• _Excerpted data_:
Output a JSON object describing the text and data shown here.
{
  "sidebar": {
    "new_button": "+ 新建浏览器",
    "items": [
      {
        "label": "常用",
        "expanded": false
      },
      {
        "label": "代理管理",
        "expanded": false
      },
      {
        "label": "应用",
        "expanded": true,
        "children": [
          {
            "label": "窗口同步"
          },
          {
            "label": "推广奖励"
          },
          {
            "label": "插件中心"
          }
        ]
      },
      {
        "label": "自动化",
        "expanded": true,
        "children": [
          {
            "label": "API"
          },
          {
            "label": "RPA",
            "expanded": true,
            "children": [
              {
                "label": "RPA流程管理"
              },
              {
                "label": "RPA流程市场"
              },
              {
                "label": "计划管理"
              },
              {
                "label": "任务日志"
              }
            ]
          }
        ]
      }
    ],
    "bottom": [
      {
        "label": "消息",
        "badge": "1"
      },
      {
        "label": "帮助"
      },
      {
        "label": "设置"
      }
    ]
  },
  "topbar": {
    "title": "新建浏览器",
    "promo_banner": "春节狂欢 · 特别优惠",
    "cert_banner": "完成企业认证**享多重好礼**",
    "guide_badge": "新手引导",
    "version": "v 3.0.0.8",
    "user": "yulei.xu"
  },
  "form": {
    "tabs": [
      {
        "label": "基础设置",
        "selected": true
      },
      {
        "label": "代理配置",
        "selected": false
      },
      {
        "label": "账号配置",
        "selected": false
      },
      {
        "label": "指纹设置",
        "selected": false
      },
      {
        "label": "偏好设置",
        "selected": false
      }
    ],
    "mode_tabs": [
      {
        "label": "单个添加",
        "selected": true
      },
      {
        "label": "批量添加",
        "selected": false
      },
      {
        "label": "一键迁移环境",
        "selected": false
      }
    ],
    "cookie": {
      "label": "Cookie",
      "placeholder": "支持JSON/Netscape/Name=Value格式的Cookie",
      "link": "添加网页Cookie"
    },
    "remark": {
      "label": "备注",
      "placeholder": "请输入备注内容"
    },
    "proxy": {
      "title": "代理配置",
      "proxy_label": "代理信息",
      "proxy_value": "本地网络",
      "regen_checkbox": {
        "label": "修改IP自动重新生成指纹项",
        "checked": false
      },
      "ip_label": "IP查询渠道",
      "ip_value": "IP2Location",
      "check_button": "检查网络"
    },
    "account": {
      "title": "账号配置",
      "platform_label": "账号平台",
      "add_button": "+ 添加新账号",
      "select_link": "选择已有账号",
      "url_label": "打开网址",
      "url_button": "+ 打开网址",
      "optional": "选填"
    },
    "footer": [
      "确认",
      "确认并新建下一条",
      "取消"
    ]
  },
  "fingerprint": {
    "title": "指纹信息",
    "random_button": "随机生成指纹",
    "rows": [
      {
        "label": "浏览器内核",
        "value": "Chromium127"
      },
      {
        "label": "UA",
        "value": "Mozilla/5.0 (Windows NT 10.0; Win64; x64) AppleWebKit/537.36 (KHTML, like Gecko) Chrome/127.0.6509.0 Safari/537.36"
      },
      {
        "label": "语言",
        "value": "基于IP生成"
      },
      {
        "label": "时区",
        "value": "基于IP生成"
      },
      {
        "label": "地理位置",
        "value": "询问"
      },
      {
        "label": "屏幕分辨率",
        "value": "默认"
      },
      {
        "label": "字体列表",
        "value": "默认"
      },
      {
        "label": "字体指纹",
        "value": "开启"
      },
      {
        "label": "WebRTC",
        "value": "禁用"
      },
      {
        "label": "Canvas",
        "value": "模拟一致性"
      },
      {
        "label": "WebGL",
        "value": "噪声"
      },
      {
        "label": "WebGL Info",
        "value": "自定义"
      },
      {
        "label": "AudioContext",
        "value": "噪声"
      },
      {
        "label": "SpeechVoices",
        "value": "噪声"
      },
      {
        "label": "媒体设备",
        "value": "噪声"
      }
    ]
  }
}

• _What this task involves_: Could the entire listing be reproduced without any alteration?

• _Solved problem_:
Output a JSON object describing the text and data shown here.
{
  "sidebar": {
    "new_button": "+ 新建浏览器",
    "items": [
      {
        "label": "常用",
        "expanded": false
      },
      {
        "label": "代理管理",
        "expanded": false
      },
      {
        "label": "应用",
        "expanded": true,
        "children": [
          {
            "label": "窗口同步"
          },
          {
            "label": "推广奖励"
          },
          {
            "label": "插件中心"
          }
        ]
      },
      {
        "label": "自动化",
        "expanded": true,
        "children": [
          {
            "label": "API"
          },
          {
            "label": "RPA",
            "expanded": true,
            "children": [
              {
                "label": "RPA流程管理"
              },
              {
                "label": "RPA流程市场"
              },
              {
                "label": "计划管理"
              },
              {
                "label": "任务日志"
              }
            ]
          }
        ]
      }
    ],
    "bottom": [
      {
        "label": "消息",
        "badge": "1"
      },
      {
        "label": "帮助"
      },
      {
        "label": "设置"
      }
    ]
  },
  "topbar": {
    "title": "新建浏览器",
    "promo_banner": "春节狂欢 · 特别优惠",
    "cert_banner": "完成企业认证**享多重好礼**",
    "guide_badge": "新手引导",
    "version": "v 3.0.0.8",
    "user": "yulei.xu"
  },
  "form": {
    "tabs": [
      {
        "label": "基础设置",
        "selected": true
      },
      {
        "label": "代理配置",
        "selected": false
      },
      {
        "label": "账号配置",
        "selected": false
      },
      {
        "label": "指纹设置",
        "selected": false
      },
      {
        "label": "偏好设置",
        "selected": false
      }
    ],
    "mode_tabs": [
      {
        "label": "单个添加",
        "selected": true
      },
      {
        "label": "批量添加",
        "selected": false
      },
      {
        "label": "一键迁移环境",
        "selected": false
      }
    ],
    "cookie": {
      "label": "Cookie",
      "placeholder": "支持JSON/Netscape/Name=Value格式的Cookie",
      "link": "添加网页Cookie"
    },
    "remark": {
      "label": "备注",
      "placeholder": "请输入备注内容"
    },
    "proxy": {
      "title": "代理配置",
      "proxy_label": "代理信息",
      "proxy_value": "本地网络",
      "regen_checkbox": {
        "label": "修改IP自动重新生成指纹项",
        "checked": false
      },
      "ip_label": "IP查询渠道",
      "ip_value": "IP2Location",
      "check_button": "检查网络"
    },
    "account": {
      "title": "账号配置",
      "platform_label": "账号平台",
      "add_button": "+ 添加新账号",
      "select_link": "选择已有账号",
      "url_label": "打开网址",
      "url_button": "+ 打开网址",
      "optional": "选填"
    },
    "footer": [
      "确认",
      "确认并新建下一条",
      "取消"
    ]
  },
  "fingerprint": {
    "title": "指纹信息",
    "random_button": "随机生成指纹",
    "rows": [
      {
        "label": "浏览器内核",
        "value": "Chromium127"
      },
      {
        "label": "UA",
        "value": "Mozilla/5.0 (Windows NT 10.0; Win64; x64) AppleWebKit/537.36 (KHTML, like Gecko) Chrome/127.0.6509.0 Safari/537.36"
      },
      {
        "label": "语言",
        "value": "基于IP生成"
      },
      {
        "label": "时区",
        "value": "基于IP生成"
      },
      {
        "label": "地理位置",
        "value": "询问"
      },
      {
        "label": "屏幕分辨率",
        "value": "默认"
      },
      {
        "label": "字体列表",
        "value": "默认"
      },
      {
        "label": "字体指纹",
        "value": "开启"
      },
      {
        "label": "WebRTC",
        "value": "禁用"
      },
      {
        "label": "Canvas",
        "value": "模拟一致性"
      },
      {
        "label": "WebGL",
        "value": "噪声"
      },
      {
        "label": "WebGL Info",
        "value": "自定义"
      },
      {
        "label": "AudioContext",
        "value": "噪声"
      },
      {
        "label": "SpeechVoices",
        "value": "噪声"
      },
      {
        "label": "媒体设备",
        "value": "噪声"
      }
    ]
  }
}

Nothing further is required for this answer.